Researchers Dig Garbage, Flesh Out Colonial Boston History


John Carnes, an 18th-Century pewter-smith who lived in the city’s North End, married twice, had 14 children with his first wife and paid for one son’s tuition at Harvard with pewter forks and knives.

Historians have known all that for a long time, thanks to various documents.

Now they’re sorting through his garbage to learn his shoe size and what he ate for dinner. Looks like he had a healthy ego too.

“He had wine bottles with a seal with his own name,” said Elena Decima, project manager for a company digging up the remains of an old colonial neighborhood. “Usually you just had initials . . . so he must have thought well of himself.”


The discoveries are part of more than 150,000 artifacts recovered from beneath a parking lot in the city’s North End.

A team of archeologists is examining and preserving remnants of the 2-square-block area, which needs to be cleared to make way for the $7.7-billion Central Artery-Third Harbor Tunnel, the costliest highway project in the nation’s history. They dug 3 to 6 feet under the lot to find the crumbled walls and drains.

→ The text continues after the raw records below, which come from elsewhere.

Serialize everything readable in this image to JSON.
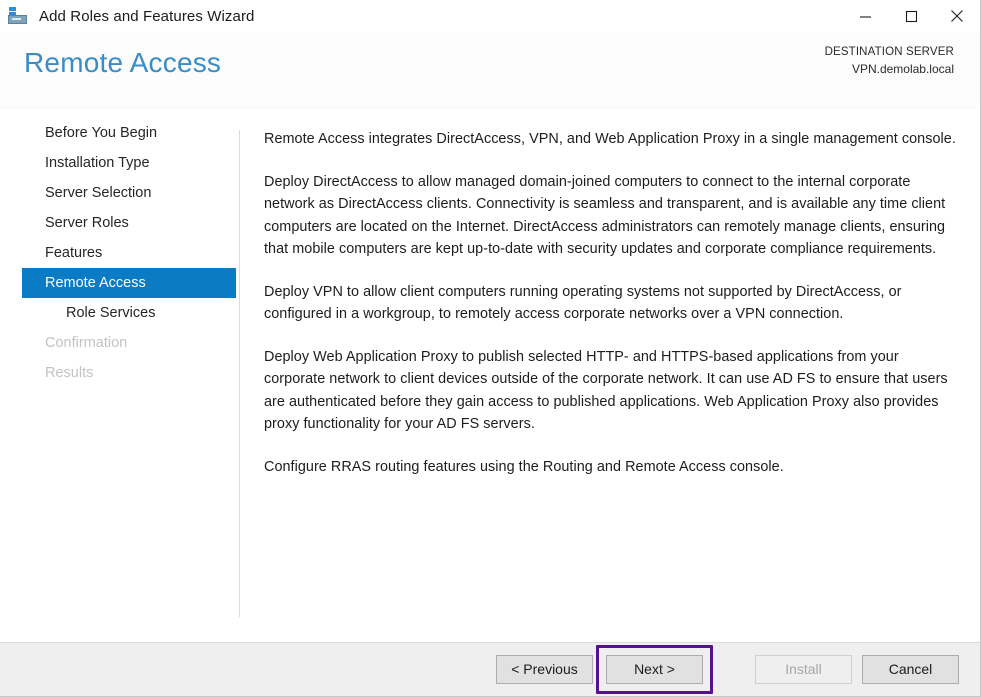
{
  "window": {
    "title": "Add Roles and Features Wizard",
    "icon": "server-roles-icon",
    "controls": {
      "minimize": "minimize-icon",
      "maximize": "maximize-icon",
      "close": "close-icon"
    }
  },
  "header": {
    "page_title": "Remote Access",
    "destination_label": "DESTINATION SERVER",
    "destination_value": "VPN.demolab.local"
  },
  "sidebar": {
    "items": [
      {
        "label": "Before You Begin",
        "state": "normal",
        "indent": false
      },
      {
        "label": "Installation Type",
        "state": "normal",
        "indent": false
      },
      {
        "label": "Server Selection",
        "state": "normal",
        "indent": false
      },
      {
        "label": "Server Roles",
        "state": "normal",
        "indent": false
      },
      {
        "label": "Features",
        "state": "normal",
        "indent": false
      },
      {
        "label": "Remote Access",
        "state": "active",
        "indent": false
      },
      {
        "label": "Role Services",
        "state": "normal",
        "indent": true
      },
      {
        "label": "Confirmation",
        "state": "disabled",
        "indent": false
      },
      {
        "label": "Results",
        "state": "disabled",
        "indent": false
      }
    ]
  },
  "content": {
    "paragraphs": [
      "Remote Access integrates DirectAccess, VPN, and Web Application Proxy in a single management console.",
      "Deploy DirectAccess to allow managed domain-joined computers to connect to the internal corporate network as DirectAccess clients. Connectivity is seamless and transparent, and is available any time client computers are located on the Internet. DirectAccess administrators can remotely manage clients, ensuring that mobile computers are kept up-to-date with security updates and corporate compliance requirements.",
      "Deploy VPN to allow client computers running operating systems not supported by DirectAccess, or configured in a workgroup, to remotely access corporate networks over a VPN connection.",
      "Deploy Web Application Proxy to publish selected HTTP- and HTTPS-based applications from your corporate network to client devices outside of the corporate network. It can use AD FS to ensure that users are authenticated before they gain access to published applications. Web Application Proxy also provides proxy functionality for your AD FS servers.",
      "Configure RRAS routing features using the Routing and Remote Access console."
    ]
  },
  "footer": {
    "previous_label": "< Previous",
    "next_label": "Next >",
    "install_label": "Install",
    "cancel_label": "Cancel",
    "install_disabled": true,
    "highlight_color": "#54128c",
    "accent_color": "#0a7bc4"
  }
}
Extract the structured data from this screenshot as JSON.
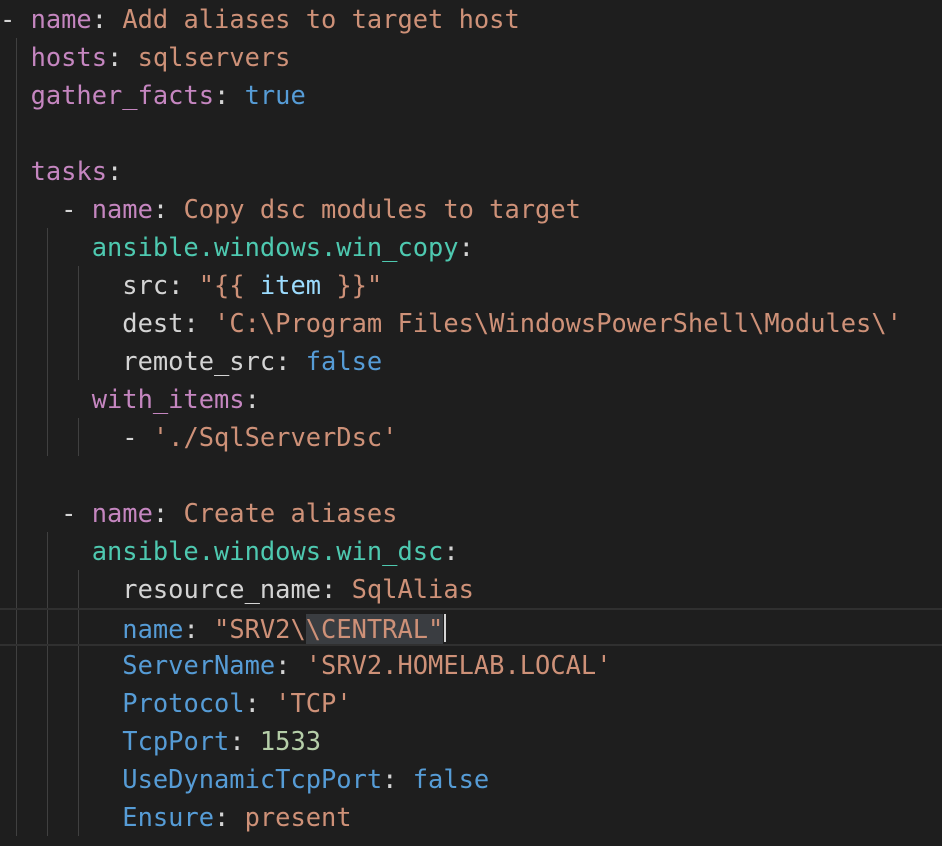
{
  "editor": {
    "lines": [
      {
        "tokens": [
          {
            "t": "- ",
            "c": "tok-dash"
          },
          {
            "t": "name",
            "c": "tok-key"
          },
          {
            "t": ": ",
            "c": "tok-punc"
          },
          {
            "t": "Add aliases to target host",
            "c": "tok-str"
          }
        ]
      },
      {
        "tokens": [
          {
            "t": "  ",
            "c": "tok-plain"
          },
          {
            "t": "hosts",
            "c": "tok-key"
          },
          {
            "t": ": ",
            "c": "tok-punc"
          },
          {
            "t": "sqlservers",
            "c": "tok-str"
          }
        ]
      },
      {
        "tokens": [
          {
            "t": "  ",
            "c": "tok-plain"
          },
          {
            "t": "gather_facts",
            "c": "tok-key"
          },
          {
            "t": ": ",
            "c": "tok-punc"
          },
          {
            "t": "true",
            "c": "tok-bool"
          }
        ]
      },
      {
        "tokens": []
      },
      {
        "tokens": [
          {
            "t": "  ",
            "c": "tok-plain"
          },
          {
            "t": "tasks",
            "c": "tok-key"
          },
          {
            "t": ":",
            "c": "tok-punc"
          }
        ]
      },
      {
        "tokens": [
          {
            "t": "    - ",
            "c": "tok-dash"
          },
          {
            "t": "name",
            "c": "tok-key"
          },
          {
            "t": ": ",
            "c": "tok-punc"
          },
          {
            "t": "Copy dsc modules to target",
            "c": "tok-str"
          }
        ]
      },
      {
        "tokens": [
          {
            "t": "      ",
            "c": "tok-plain"
          },
          {
            "t": "ansible.windows.win_copy",
            "c": "tok-key2"
          },
          {
            "t": ":",
            "c": "tok-punc"
          }
        ]
      },
      {
        "tokens": [
          {
            "t": "        ",
            "c": "tok-plain"
          },
          {
            "t": "src",
            "c": "tok-key3"
          },
          {
            "t": ": ",
            "c": "tok-punc"
          },
          {
            "t": "\"{{ ",
            "c": "tok-str"
          },
          {
            "t": "item",
            "c": "tok-var"
          },
          {
            "t": " }}\"",
            "c": "tok-str"
          }
        ]
      },
      {
        "tokens": [
          {
            "t": "        ",
            "c": "tok-plain"
          },
          {
            "t": "dest",
            "c": "tok-key3"
          },
          {
            "t": ": ",
            "c": "tok-punc"
          },
          {
            "t": "'C:\\Program Files\\WindowsPowerShell\\Modules\\'",
            "c": "tok-str"
          }
        ]
      },
      {
        "tokens": [
          {
            "t": "        ",
            "c": "tok-plain"
          },
          {
            "t": "remote_src",
            "c": "tok-key3"
          },
          {
            "t": ": ",
            "c": "tok-punc"
          },
          {
            "t": "false",
            "c": "tok-bool"
          }
        ]
      },
      {
        "tokens": [
          {
            "t": "      ",
            "c": "tok-plain"
          },
          {
            "t": "with_items",
            "c": "tok-key"
          },
          {
            "t": ":",
            "c": "tok-punc"
          }
        ]
      },
      {
        "tokens": [
          {
            "t": "        - ",
            "c": "tok-dash"
          },
          {
            "t": "'./SqlServerDsc'",
            "c": "tok-str"
          }
        ]
      },
      {
        "tokens": []
      },
      {
        "tokens": [
          {
            "t": "    - ",
            "c": "tok-dash"
          },
          {
            "t": "name",
            "c": "tok-key"
          },
          {
            "t": ": ",
            "c": "tok-punc"
          },
          {
            "t": "Create aliases",
            "c": "tok-str"
          }
        ]
      },
      {
        "tokens": [
          {
            "t": "      ",
            "c": "tok-plain"
          },
          {
            "t": "ansible.windows.win_dsc",
            "c": "tok-key2"
          },
          {
            "t": ":",
            "c": "tok-punc"
          }
        ]
      },
      {
        "tokens": [
          {
            "t": "        ",
            "c": "tok-plain"
          },
          {
            "t": "resource_name",
            "c": "tok-key3"
          },
          {
            "t": ": ",
            "c": "tok-punc"
          },
          {
            "t": "SqlAlias",
            "c": "tok-str"
          }
        ]
      },
      {
        "current": true,
        "tokens": [
          {
            "t": "        ",
            "c": "tok-plain"
          },
          {
            "t": "name",
            "c": "tok-key4"
          },
          {
            "t": ": ",
            "c": "tok-punc"
          },
          {
            "t": "\"SRV2\\",
            "c": "tok-str"
          },
          {
            "t": "\\CENTRAL\"",
            "c": "tok-str tok-sel"
          }
        ]
      },
      {
        "tokens": [
          {
            "t": "        ",
            "c": "tok-plain"
          },
          {
            "t": "ServerName",
            "c": "tok-key4"
          },
          {
            "t": ": ",
            "c": "tok-punc"
          },
          {
            "t": "'SRV2.HOMELAB.LOCAL'",
            "c": "tok-str"
          }
        ]
      },
      {
        "tokens": [
          {
            "t": "        ",
            "c": "tok-plain"
          },
          {
            "t": "Protocol",
            "c": "tok-key4"
          },
          {
            "t": ": ",
            "c": "tok-punc"
          },
          {
            "t": "'TCP'",
            "c": "tok-str"
          }
        ]
      },
      {
        "tokens": [
          {
            "t": "        ",
            "c": "tok-plain"
          },
          {
            "t": "TcpPort",
            "c": "tok-key4"
          },
          {
            "t": ": ",
            "c": "tok-punc"
          },
          {
            "t": "1533",
            "c": "tok-num"
          }
        ]
      },
      {
        "tokens": [
          {
            "t": "        ",
            "c": "tok-plain"
          },
          {
            "t": "UseDynamicTcpPort",
            "c": "tok-key4"
          },
          {
            "t": ": ",
            "c": "tok-punc"
          },
          {
            "t": "false",
            "c": "tok-bool"
          }
        ]
      },
      {
        "tokens": [
          {
            "t": "        ",
            "c": "tok-plain"
          },
          {
            "t": "Ensure",
            "c": "tok-key4"
          },
          {
            "t": ": ",
            "c": "tok-punc"
          },
          {
            "t": "present",
            "c": "tok-str"
          }
        ]
      }
    ]
  }
}
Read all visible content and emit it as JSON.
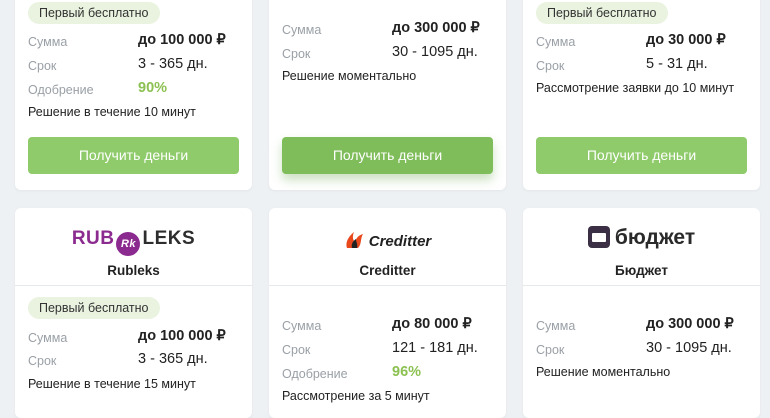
{
  "labels": {
    "sum": "Сумма",
    "term": "Срок",
    "approval": "Одобрение",
    "button": "Получить деньги"
  },
  "colors": {
    "button": "#8fcb6a",
    "button_active": "#7fbd5a",
    "approval_text": "#8cc152",
    "badge_bg": "#e9f3df"
  },
  "cards_top": [
    {
      "badge": "Первый бесплатно",
      "sum": "до 100 000 ₽",
      "term": "3 - 365 дн.",
      "approval": "90%",
      "note": "Решение в течение 10 минут"
    },
    {
      "sum": "до 300 000 ₽",
      "term": "30 - 1095 дн.",
      "note": "Решение моментально"
    },
    {
      "badge": "Первый бесплатно",
      "sum": "до 30 000 ₽",
      "term": "5 - 31 дн.",
      "note": "Рассмотрение заявки до 10 минут"
    }
  ],
  "cards_bottom": [
    {
      "logo_left": "RUB",
      "logo_mark": "Rk",
      "logo_right": "LEKS",
      "name": "Rubleks",
      "badge": "Первый бесплатно",
      "sum": "до 100 000 ₽",
      "term": "3 - 365 дн.",
      "note": "Решение в течение 15 минут"
    },
    {
      "logo_text": "Creditter",
      "name": "Creditter",
      "sum": "до 80 000 ₽",
      "term": "121 - 181 дн.",
      "approval": "96%",
      "note": "Рассмотрение за 5 минут"
    },
    {
      "logo_text": "бюджет",
      "name": "Бюджет",
      "sum": "до 300 000 ₽",
      "term": "30 - 1095 дн.",
      "note": "Решение моментально"
    }
  ]
}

Many of the items have been found in about a half-dozen brick privies, all-purpose outhouses and garbage dumps that residents used in the 1600s and early 1700s, said Decima of Timelines Inc. They include parts of leather shoes, long-stem clay pipes, bottles for herbal medicines, surgical instruments, bone combs and buttons, a George I halfpenny, animal bones and china fragments.

At the time, the North End was an upper-middle-class neighborhood of homeowners who kept stables of horses, Decima said. As the city grew, many of those families moved out, leaving the North End to tradesmen and tenants.


When Timelines excavates the last privy this summer, the archeologists hope to find parasites, evidence of diseases the colonists may have suffered. They also will examine pollen to find out what kinds of plants the colonists grew.

Decima hopes that researchers will finish preserving and cataloguing their finds by early next year.